[ 237 Pa. Super. Page 56]
right of appeal for the purpose of presenting the issue to a jury must not be burdened by the imposition of onerous conditions, restrictions or regulations which would make the right practically unavailable."
Clearly Rule 303J of the Court of Common Pleas of Allegheny County is not such a forbidden rule. It is clear and not capable of misunderstanding. It is a pre-trial rule applying to any trial subsequent to an arbitration hearing. Its obvious purpose is to insure that the proceeding before arbitrators is full and complete and that such an award be based on all of the evidence that is available. It catches the spirit of Smith Case, supra, in that it attempts to insure the greatest likelihood that a just decision will result and a corresponding lessening of the likelihood that a litigant will wish to appeal.
If we are to preserve compulsory arbitration as an effective tool in the administration of justice in this Commonwealth, we must protect the integrity and efficacy of the system. I greatly fear the majority opinion will emasculate the system by allowing any party to a case in arbitration to refrain from meaningful participation, gamble on the result, and if the gamble fails, take his appeal and have his case heard. Such a result could not be tolerated and, of course, would be directly contrary to the mandate of Smith Case, supra, and to the legislative mandate of the Arbitration Act.

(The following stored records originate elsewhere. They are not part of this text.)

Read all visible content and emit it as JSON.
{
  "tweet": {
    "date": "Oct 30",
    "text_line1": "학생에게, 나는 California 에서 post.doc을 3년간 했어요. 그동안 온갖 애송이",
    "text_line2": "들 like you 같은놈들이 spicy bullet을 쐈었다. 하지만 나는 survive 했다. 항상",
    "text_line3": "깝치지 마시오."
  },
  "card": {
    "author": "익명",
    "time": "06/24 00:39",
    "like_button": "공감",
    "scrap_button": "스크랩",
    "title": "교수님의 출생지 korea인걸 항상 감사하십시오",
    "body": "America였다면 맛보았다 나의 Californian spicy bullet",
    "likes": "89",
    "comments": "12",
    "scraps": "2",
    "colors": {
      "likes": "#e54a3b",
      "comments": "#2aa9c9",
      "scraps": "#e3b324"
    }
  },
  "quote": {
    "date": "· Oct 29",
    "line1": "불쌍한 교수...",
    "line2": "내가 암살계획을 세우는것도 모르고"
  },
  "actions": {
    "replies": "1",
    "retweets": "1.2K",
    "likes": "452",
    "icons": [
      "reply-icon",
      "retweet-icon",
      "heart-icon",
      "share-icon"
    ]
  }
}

The right to a trial by jury may properly be lost by plaintiffs in such a great variety of ways that I hesitate to attempt a complete listing. Some, certainly beyond challenge in our law today, are default judgments for want of an answer or other necessary pleadings, the bar of the statute of limitations, the application of judgment of non pros., the imposition of appropriate sanctions as authorized under the Rules of Civil Procedure relating to pre-trial matters, and failure to reissue process or serve process.
I deem the rule here involved to be constitutional under Smith Case, supra, in complete accord with legislative
[ 237 Pa. Super. Page 57]
mandate, and absolutely a proper rule for any of our Courts of Common Pleas to adopt in the best interests of justice and preservation of an efficient arbitration system.
I would, therefore, reverse the order granting a new trial and direct the entry of judgment for appellants pursuant to the jury verdict of May 24, 1974.